*Task*: In the records, find every line with the word "this" and copy it out.

*Page and application data records*:
--------------------------------
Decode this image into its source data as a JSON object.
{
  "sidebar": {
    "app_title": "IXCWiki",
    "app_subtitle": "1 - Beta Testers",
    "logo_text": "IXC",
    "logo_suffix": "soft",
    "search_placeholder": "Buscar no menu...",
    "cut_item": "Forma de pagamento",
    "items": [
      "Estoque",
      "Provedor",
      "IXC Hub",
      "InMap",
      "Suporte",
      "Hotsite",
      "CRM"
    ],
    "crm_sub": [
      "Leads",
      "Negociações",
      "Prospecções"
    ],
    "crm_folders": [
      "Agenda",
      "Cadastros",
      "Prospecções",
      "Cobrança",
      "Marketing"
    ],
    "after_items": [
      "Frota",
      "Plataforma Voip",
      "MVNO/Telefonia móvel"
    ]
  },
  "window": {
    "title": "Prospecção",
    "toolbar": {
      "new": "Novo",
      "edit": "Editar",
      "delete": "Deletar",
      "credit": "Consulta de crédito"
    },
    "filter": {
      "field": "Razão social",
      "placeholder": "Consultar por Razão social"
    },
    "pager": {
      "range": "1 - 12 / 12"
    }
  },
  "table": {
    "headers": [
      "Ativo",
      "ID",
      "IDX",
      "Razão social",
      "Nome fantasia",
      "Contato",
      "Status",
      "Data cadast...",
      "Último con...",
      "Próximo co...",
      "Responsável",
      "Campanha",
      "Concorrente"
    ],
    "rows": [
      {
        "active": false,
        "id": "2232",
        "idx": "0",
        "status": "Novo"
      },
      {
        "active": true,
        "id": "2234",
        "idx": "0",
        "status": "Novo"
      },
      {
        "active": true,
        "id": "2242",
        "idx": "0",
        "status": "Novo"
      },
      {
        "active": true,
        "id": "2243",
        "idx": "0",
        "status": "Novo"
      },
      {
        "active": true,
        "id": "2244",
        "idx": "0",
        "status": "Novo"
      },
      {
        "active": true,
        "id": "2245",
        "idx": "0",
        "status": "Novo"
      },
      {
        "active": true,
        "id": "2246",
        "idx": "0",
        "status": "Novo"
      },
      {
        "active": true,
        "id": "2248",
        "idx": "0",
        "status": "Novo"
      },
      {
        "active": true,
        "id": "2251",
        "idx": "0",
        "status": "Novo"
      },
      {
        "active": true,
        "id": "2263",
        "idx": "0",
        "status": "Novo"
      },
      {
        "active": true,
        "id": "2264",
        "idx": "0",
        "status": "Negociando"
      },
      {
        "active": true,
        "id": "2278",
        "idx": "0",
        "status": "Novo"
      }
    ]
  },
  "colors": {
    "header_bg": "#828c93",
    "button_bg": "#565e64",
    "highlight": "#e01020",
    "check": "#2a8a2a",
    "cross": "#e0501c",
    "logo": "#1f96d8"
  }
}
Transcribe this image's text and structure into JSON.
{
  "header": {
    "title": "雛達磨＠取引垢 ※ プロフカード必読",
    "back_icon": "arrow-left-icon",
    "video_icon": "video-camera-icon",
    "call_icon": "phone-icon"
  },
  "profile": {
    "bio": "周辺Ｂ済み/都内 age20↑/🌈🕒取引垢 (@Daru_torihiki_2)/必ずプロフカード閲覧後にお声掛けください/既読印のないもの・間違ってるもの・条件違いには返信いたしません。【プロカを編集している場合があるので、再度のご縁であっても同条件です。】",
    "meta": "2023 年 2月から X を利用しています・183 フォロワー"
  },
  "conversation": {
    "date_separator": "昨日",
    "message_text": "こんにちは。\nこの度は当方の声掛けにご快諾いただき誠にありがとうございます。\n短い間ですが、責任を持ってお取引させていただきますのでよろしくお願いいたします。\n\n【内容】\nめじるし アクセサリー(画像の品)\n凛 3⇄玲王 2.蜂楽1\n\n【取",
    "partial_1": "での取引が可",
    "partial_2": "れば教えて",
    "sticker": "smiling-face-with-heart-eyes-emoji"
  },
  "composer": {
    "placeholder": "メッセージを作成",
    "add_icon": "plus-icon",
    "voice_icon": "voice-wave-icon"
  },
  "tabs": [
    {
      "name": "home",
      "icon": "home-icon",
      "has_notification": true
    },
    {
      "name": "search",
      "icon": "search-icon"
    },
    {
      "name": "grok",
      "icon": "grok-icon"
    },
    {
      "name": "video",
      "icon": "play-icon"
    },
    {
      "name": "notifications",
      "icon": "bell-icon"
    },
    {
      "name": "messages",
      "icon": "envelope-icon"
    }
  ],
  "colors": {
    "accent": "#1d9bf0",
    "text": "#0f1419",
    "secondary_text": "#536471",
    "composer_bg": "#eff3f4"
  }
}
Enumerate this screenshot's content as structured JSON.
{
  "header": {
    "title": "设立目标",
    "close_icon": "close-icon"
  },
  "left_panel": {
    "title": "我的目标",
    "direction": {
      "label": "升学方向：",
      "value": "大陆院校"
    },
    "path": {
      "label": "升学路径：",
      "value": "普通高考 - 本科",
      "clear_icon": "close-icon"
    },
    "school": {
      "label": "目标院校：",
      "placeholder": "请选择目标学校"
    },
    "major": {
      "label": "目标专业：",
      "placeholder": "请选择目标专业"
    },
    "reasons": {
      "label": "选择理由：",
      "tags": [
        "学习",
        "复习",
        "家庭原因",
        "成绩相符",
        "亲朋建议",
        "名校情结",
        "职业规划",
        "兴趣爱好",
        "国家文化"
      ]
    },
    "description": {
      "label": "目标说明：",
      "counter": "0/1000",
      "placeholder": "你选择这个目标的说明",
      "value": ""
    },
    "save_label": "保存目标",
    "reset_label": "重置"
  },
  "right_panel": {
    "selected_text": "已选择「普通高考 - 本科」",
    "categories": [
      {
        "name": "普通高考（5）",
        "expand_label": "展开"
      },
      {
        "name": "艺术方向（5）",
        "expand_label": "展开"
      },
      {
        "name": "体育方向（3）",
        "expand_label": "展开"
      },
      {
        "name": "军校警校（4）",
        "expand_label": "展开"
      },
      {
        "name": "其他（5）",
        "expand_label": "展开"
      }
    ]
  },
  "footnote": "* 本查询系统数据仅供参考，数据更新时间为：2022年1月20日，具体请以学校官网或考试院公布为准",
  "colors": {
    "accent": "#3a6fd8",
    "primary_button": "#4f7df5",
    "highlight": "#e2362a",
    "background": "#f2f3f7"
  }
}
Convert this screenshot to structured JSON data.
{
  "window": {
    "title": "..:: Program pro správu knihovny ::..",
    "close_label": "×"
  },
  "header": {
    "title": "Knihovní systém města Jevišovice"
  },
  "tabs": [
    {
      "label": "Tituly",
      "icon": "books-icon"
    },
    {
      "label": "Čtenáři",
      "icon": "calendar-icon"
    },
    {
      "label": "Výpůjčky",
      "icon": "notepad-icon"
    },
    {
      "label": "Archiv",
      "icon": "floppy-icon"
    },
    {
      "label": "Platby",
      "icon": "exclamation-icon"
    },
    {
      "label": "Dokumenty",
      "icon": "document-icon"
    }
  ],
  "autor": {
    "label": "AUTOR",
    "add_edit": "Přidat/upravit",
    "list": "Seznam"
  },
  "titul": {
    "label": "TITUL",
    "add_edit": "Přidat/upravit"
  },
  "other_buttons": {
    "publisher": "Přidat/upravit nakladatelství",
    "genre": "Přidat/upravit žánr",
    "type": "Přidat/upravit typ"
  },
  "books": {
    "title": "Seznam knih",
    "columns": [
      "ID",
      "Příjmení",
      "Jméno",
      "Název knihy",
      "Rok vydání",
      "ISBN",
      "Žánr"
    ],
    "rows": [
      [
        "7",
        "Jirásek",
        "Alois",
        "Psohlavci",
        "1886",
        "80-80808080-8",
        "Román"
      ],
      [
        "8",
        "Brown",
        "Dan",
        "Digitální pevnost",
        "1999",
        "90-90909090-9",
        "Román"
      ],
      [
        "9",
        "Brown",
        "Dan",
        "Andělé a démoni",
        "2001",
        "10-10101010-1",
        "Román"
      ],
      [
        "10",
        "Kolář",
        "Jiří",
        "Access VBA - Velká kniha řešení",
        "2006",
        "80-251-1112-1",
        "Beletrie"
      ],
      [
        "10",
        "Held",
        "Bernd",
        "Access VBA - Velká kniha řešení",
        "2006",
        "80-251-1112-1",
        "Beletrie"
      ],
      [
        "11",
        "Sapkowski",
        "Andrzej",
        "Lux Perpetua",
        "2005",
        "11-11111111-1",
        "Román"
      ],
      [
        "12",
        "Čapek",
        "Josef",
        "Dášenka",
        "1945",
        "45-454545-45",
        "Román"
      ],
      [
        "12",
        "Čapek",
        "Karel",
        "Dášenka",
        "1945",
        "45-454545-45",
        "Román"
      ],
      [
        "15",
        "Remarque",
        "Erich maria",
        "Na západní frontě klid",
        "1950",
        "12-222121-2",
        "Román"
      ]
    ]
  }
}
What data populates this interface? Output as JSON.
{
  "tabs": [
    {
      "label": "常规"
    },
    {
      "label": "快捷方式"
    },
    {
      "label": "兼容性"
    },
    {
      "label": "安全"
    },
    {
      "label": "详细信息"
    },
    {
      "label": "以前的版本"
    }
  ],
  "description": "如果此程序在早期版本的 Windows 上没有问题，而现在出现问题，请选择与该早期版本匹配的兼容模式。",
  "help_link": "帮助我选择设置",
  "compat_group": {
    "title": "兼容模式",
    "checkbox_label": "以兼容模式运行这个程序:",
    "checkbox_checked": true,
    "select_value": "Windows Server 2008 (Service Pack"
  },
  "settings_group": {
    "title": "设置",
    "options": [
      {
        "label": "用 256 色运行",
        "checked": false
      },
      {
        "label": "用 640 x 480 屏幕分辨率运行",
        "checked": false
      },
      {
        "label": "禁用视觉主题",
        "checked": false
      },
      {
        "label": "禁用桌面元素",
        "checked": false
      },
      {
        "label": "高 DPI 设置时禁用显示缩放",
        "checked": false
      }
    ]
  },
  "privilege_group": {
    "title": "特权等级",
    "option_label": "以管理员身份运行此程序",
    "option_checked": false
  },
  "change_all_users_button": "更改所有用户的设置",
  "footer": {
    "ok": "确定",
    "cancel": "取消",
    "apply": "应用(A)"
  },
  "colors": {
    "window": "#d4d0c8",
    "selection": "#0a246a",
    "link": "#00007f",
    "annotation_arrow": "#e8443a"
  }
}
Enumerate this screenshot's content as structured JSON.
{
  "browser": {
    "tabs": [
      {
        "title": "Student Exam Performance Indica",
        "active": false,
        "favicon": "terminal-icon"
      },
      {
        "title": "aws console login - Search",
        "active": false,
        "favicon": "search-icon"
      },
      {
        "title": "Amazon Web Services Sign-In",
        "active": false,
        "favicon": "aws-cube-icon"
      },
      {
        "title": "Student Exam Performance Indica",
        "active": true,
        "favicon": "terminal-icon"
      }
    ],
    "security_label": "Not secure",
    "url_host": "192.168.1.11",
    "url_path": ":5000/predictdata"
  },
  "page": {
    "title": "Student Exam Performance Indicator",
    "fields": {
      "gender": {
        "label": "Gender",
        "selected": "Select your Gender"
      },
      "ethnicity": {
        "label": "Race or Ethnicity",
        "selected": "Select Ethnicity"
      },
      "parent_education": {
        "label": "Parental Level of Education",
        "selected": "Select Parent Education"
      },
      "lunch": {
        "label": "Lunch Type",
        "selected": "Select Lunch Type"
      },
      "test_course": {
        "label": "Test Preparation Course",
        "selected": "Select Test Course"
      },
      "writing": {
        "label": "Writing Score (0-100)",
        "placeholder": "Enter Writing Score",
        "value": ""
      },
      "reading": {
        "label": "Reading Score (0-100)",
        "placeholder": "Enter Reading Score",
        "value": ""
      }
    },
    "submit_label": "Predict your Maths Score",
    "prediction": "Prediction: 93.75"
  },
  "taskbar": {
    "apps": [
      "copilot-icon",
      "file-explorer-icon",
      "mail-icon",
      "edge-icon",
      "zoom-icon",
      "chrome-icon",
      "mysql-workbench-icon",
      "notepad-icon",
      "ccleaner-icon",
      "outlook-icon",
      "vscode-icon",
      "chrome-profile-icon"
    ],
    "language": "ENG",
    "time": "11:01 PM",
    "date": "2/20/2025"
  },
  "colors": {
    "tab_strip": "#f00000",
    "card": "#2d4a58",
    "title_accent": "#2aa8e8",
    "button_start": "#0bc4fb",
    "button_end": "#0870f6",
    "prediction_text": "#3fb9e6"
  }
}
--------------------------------
*Task answer*:
Decode this image into its source data as a JSON object.
Transcribe this image's text and structure into JSON.
Enumerate this screenshot's content as structured JSON.
Convert this screenshot to structured JSON data.
What data populates this interface? Output as JSON.
Enumerate this screenshot's content as structured JSON.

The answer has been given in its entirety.